* **PROBLEM TO WORK ON**: Copy each entry below exactly. No images.

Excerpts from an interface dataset
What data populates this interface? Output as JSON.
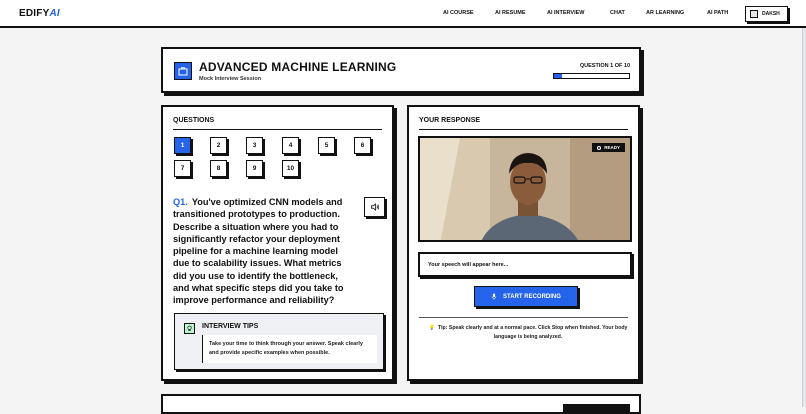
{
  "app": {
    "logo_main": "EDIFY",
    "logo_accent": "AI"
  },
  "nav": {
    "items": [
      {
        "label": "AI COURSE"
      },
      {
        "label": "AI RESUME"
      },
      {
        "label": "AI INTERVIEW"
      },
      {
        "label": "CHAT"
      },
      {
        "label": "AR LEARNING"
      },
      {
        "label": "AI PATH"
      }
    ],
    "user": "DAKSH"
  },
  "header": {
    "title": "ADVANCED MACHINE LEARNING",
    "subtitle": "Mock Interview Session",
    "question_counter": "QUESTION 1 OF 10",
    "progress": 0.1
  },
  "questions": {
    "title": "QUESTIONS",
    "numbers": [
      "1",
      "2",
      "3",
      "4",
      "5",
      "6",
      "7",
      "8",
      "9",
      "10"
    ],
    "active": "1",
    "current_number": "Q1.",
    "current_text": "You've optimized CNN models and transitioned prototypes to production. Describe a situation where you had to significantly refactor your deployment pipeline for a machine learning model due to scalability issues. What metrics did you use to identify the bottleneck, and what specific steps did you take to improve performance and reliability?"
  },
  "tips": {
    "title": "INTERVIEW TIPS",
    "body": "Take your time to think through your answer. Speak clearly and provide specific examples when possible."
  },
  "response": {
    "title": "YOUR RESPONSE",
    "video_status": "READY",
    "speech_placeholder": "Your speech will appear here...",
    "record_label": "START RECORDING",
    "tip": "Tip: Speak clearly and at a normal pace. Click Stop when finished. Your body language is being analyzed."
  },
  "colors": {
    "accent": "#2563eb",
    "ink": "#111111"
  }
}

* **ANSWER SPACE**:
What data populates this interface? Output as JSON.
{
  "app": {
    "logo_main": "EDIFY",
    "logo_accent": "AI"
  },
  "nav": {
    "items": [
      {
        "label": "AI COURSE"
      },
      {
        "label": "AI RESUME"
      },
      {
        "label": "AI INTERVIEW"
      },
      {
        "label": "CHAT"
      },
      {
        "label": "AR LEARNING"
      },
      {
        "label": "AI PATH"
      }
    ],
    "user": "DAKSH"
  },
  "header": {
    "title": "ADVANCED MACHINE LEARNING",
    "subtitle": "Mock Interview Session",
    "question_counter": "QUESTION 1 OF 10",
    "progress": 0.1
  },
  "questions": {
    "title": "QUESTIONS",
    "numbers": [
      "1",
      "2",
      "3",
      "4",
      "5",
      "6",
      "7",
      "8",
      "9",
      "10"
    ],
    "active": "1",
    "current_number": "Q1.",
    "current_text": "You've optimized CNN models and transitioned prototypes to production. Describe a situation where you had to significantly refactor your deployment pipeline for a machine learning model due to scalability issues. What metrics did you use to identify the bottleneck, and what specific steps did you take to improve performance and reliability?"
  },
  "tips": {
    "title": "INTERVIEW TIPS",
    "body": "Take your time to think through your answer. Speak clearly and provide specific examples when possible."
  },
  "response": {
    "title": "YOUR RESPONSE",
    "video_status": "READY",
    "speech_placeholder": "Your speech will appear here...",
    "record_label": "START RECORDING",
    "tip": "Tip: Speak clearly and at a normal pace. Click Stop when finished. Your body language is being analyzed."
  },
  "colors": {
    "accent": "#2563eb",
    "ink": "#111111"
  }
}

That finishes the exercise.